- Use small boxes for heavier items; larger boxes for light weight, bulky items.
- Wrap small and/or fragile items individually.
- Stuff the top, bottom and sides of boxes with paper. This helps prevent shifting, rubbing and possible breakage.
- Stack boxes to the top to prevent them from being crushed. But don’t pack fragile items too tightly. Stuff with paper.
- Label the contents of every box and the room where it belongs. Group boxes together that belong in the same room.
Don’t Pack These Items
- Money, securities, valuable papers or jewelry. Keep them with you.
- Flammable items: aerosol cans, paints, gasoline, etc.
- Perishable times: frozen foods, produce, plants, etc.
- Soaps, polishes or medicines.
- Kitchenware or other heavy items in boxes with dishware.
Dishware and Glasses
- Use double corrugated boxes.
- Cushion the bottom with rolled up paper.
- Wrap each piece individually.
- Bundle flatware in groups of three and wrap the bundle.
- Don’t place one layer of dishware directly on top of another; separate with a layer of stuffed paper.
- Cushion the top and sides with paper to prevent shifting. The steadier the contents, the less the chance of damages is.
- Put hanging clothes in wardrobe boxes.
- Place shoes in medium size boxes. Use paper to protect and keep pairs separated.
- Place non hanging clothes in medium size/linen size boxes.
Electronics travel best in their original packaging; however, if you don't have the original boxes anymore, we can easily substitute our own professional materials to ensure they’re safe, sound and secure.
- Use a picture box.
- Line bottom of box with paper.
- Place picture in box, then stuff front, back and along the top with paper.
- It is sometime possible to pack more than one picture in a box.
- Packing of pictures is always required for long distance moves or moves into storage.
- On a local move there is no need to pack your large pictures. The movers will deal with them on the day of the move.
Boxes. So how many do you need?
Use the chart below to help you get an idea. (Keep in mind, however, the longer you’ve lived in your home, the more stuff you will have accumulated.)
|Type of Dwelling||Approx. No. of Boxes|
|Studio||10 – 20|
|1 Bedroom Apartment||20 – 35|
|2 Bedroom Apartment||25 – 40|

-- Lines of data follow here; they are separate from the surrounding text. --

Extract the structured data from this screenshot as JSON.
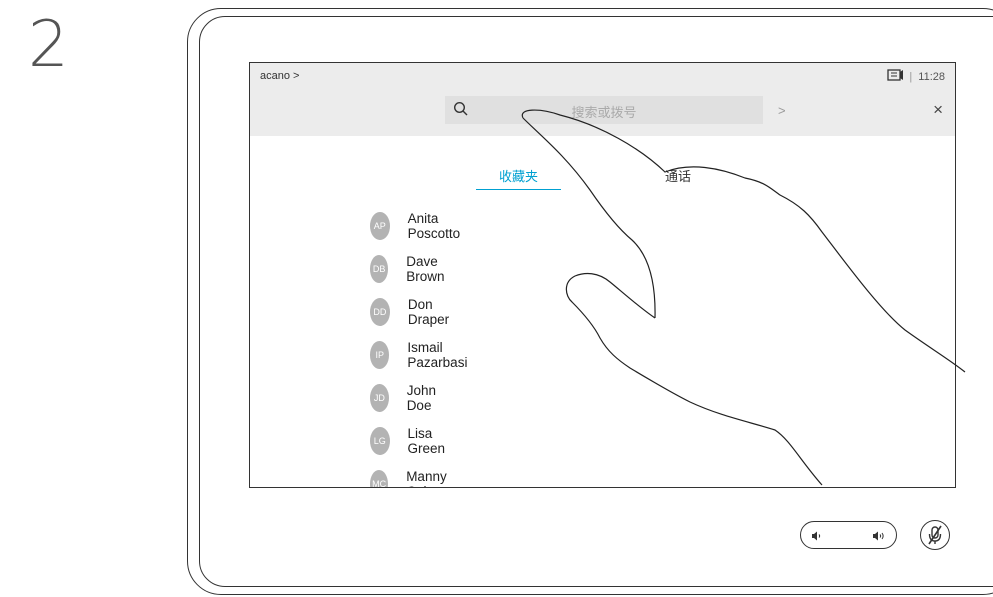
{
  "step_number": "2",
  "topbar": {
    "breadcrumb": "acano >",
    "time": "11:28",
    "time_separator": "|",
    "search_placeholder": "搜索或拨号",
    "forward_symbol": ">",
    "close_symbol": "×"
  },
  "tabs": [
    {
      "label": "收藏夹",
      "active": true
    },
    {
      "label": "通话",
      "active": false
    }
  ],
  "contacts": [
    {
      "initials": "AP",
      "name": "Anita Poscotto"
    },
    {
      "initials": "DB",
      "name": "Dave Brown"
    },
    {
      "initials": "DD",
      "name": "Don Draper"
    },
    {
      "initials": "IP",
      "name": "Ismail Pazarbasi"
    },
    {
      "initials": "JD",
      "name": "John Doe"
    },
    {
      "initials": "LG",
      "name": "Lisa Green"
    },
    {
      "initials": "MC",
      "name": "Manny Calavera"
    }
  ],
  "icons": {
    "search": "search-icon",
    "presentation": "presentation-icon",
    "volume_down": "volume-down-icon",
    "volume_up": "volume-up-icon",
    "mute": "microphone-mute-icon"
  },
  "colors": {
    "accent": "#00a0d1",
    "avatar": "#b3b3b3",
    "topbar_bg": "#ececec"
  }
}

|2 Bedroom House||25 – 45|
|3 Bedroom House||30 – 55|
|4 Bedroom House||40 – 65|
Note: The amount/size of your unique belongings will determine the final number of boxes you’ll require.